The problem — With the pictures removed, set down all of the entries below exactly.

(Data excerpts)
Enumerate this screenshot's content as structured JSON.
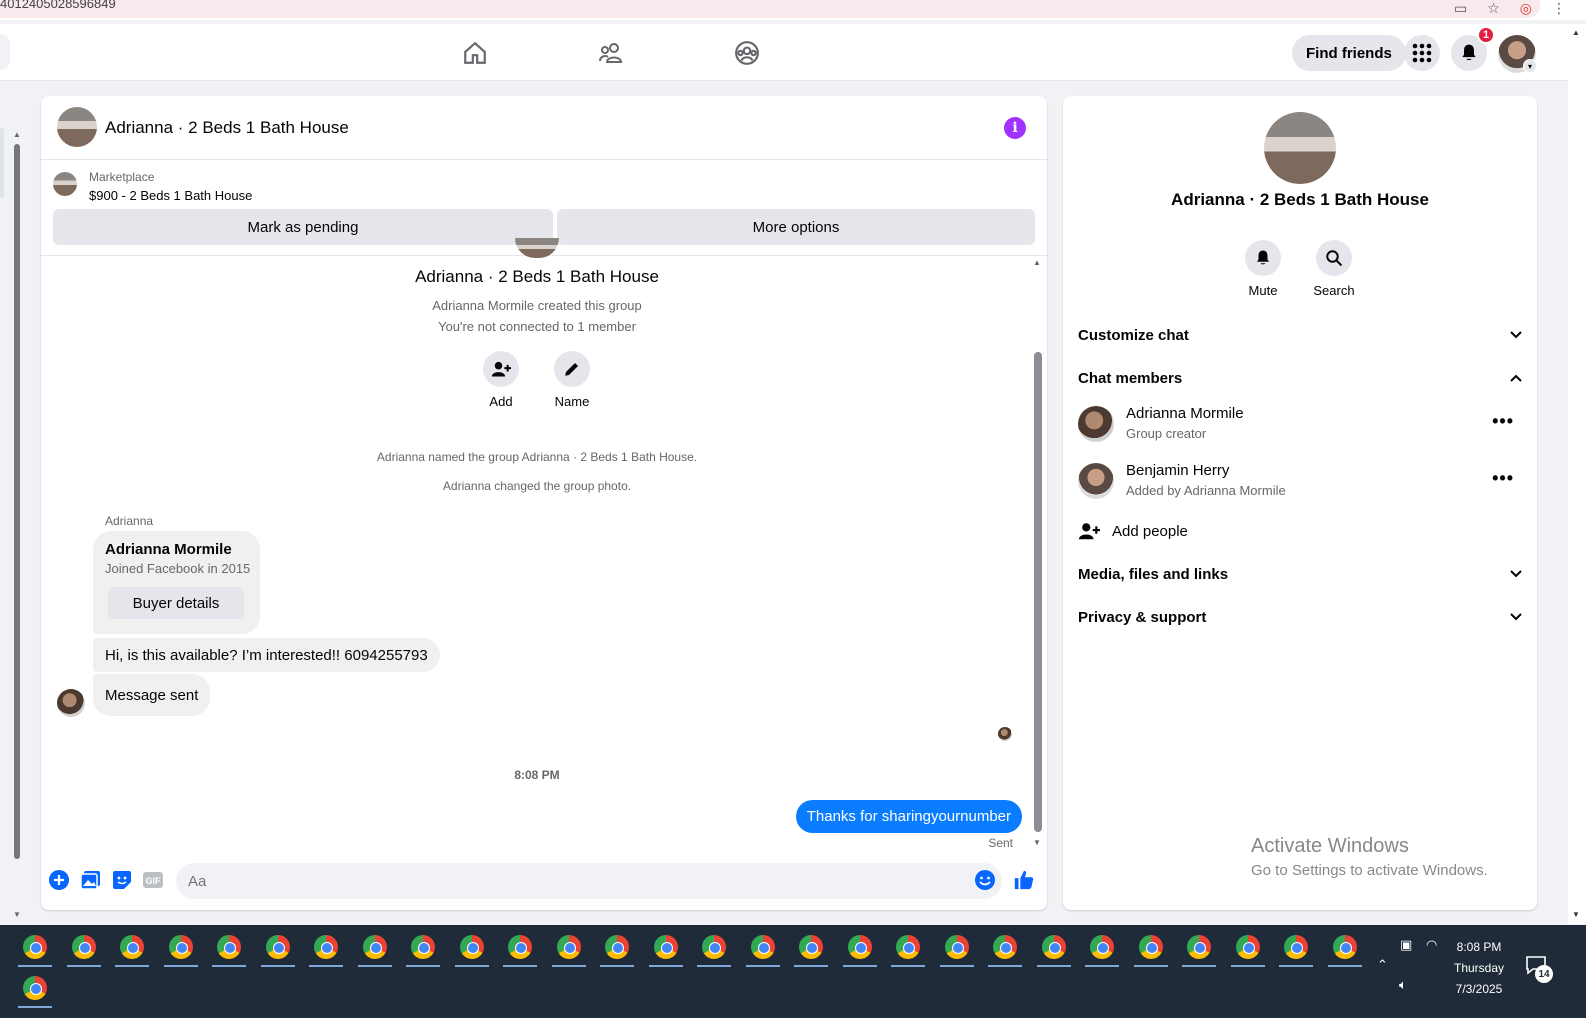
{
  "browser": {
    "url_fragment": "4012405028596849"
  },
  "topnav": {
    "find_friends_label": "Find friends",
    "notification_count": "1"
  },
  "chat": {
    "title": "Adrianna · 2 Beds 1 Bath House",
    "marketplace": {
      "label": "Marketplace",
      "listing": "$900 - 2 Beds 1 Bath House",
      "mark_pending_label": "Mark as pending",
      "more_options_label": "More options"
    },
    "intro": {
      "group_name": "Adrianna · 2 Beds 1 Bath House",
      "created_by": "Adrianna Mormile created this group",
      "connection_note": "You're not connected to 1 member",
      "add_label": "Add",
      "name_label": "Name"
    },
    "system_messages": [
      "Adrianna named the group Adrianna · 2 Beds 1 Bath House.",
      "Adrianna changed the group photo."
    ],
    "buyer_card": {
      "sender": "Adrianna",
      "name": "Adrianna Mormile",
      "joined": "Joined Facebook in 2015",
      "button": "Buyer details"
    },
    "messages_in": [
      "Hi, is this available? I’m interested!! 6094255793",
      "Message sent"
    ],
    "timestamp": "8:08 PM",
    "message_out": "Thanks for sharingyournumber",
    "status": "Sent",
    "composer_placeholder": "Aa"
  },
  "info_panel": {
    "title": "Adrianna · 2 Beds 1 Bath House",
    "mute_label": "Mute",
    "search_label": "Search",
    "customize_chat": "Customize chat",
    "chat_members": "Chat members",
    "members": [
      {
        "name": "Adrianna Mormile",
        "role": "Group creator"
      },
      {
        "name": "Benjamin Herry",
        "role": "Added by Adrianna Mormile"
      }
    ],
    "add_people": "Add people",
    "media_files_links": "Media, files and links",
    "privacy_support": "Privacy & support"
  },
  "watermark": {
    "line1": "Activate Windows",
    "line2": "Go to Settings to activate Windows."
  },
  "taskbar": {
    "time": "8:08 PM",
    "day": "Thursday",
    "date": "7/3/2025",
    "notification_count": "14"
  }
}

Task result —
Enumerate this screenshot's content as structured JSON.
{
  "browser": {
    "url_fragment": "4012405028596849"
  },
  "topnav": {
    "find_friends_label": "Find friends",
    "notification_count": "1"
  },
  "chat": {
    "title": "Adrianna · 2 Beds 1 Bath House",
    "marketplace": {
      "label": "Marketplace",
      "listing": "$900 - 2 Beds 1 Bath House",
      "mark_pending_label": "Mark as pending",
      "more_options_label": "More options"
    },
    "intro": {
      "group_name": "Adrianna · 2 Beds 1 Bath House",
      "created_by": "Adrianna Mormile created this group",
      "connection_note": "You're not connected to 1 member",
      "add_label": "Add",
      "name_label": "Name"
    },
    "system_messages": [
      "Adrianna named the group Adrianna · 2 Beds 1 Bath House.",
      "Adrianna changed the group photo."
    ],
    "buyer_card": {
      "sender": "Adrianna",
      "name": "Adrianna Mormile",
      "joined": "Joined Facebook in 2015",
      "button": "Buyer details"
    },
    "messages_in": [
      "Hi, is this available? I’m interested!! 6094255793",
      "Message sent"
    ],
    "timestamp": "8:08 PM",
    "message_out": "Thanks for sharingyournumber",
    "status": "Sent",
    "composer_placeholder": "Aa"
  },
  "info_panel": {
    "title": "Adrianna · 2 Beds 1 Bath House",
    "mute_label": "Mute",
    "search_label": "Search",
    "customize_chat": "Customize chat",
    "chat_members": "Chat members",
    "members": [
      {
        "name": "Adrianna Mormile",
        "role": "Group creator"
      },
      {
        "name": "Benjamin Herry",
        "role": "Added by Adrianna Mormile"
      }
    ],
    "add_people": "Add people",
    "media_files_links": "Media, files and links",
    "privacy_support": "Privacy & support"
  },
  "watermark": {
    "line1": "Activate Windows",
    "line2": "Go to Settings to activate Windows."
  },
  "taskbar": {
    "time": "8:08 PM",
    "day": "Thursday",
    "date": "7/3/2025",
    "notification_count": "14"
  }
}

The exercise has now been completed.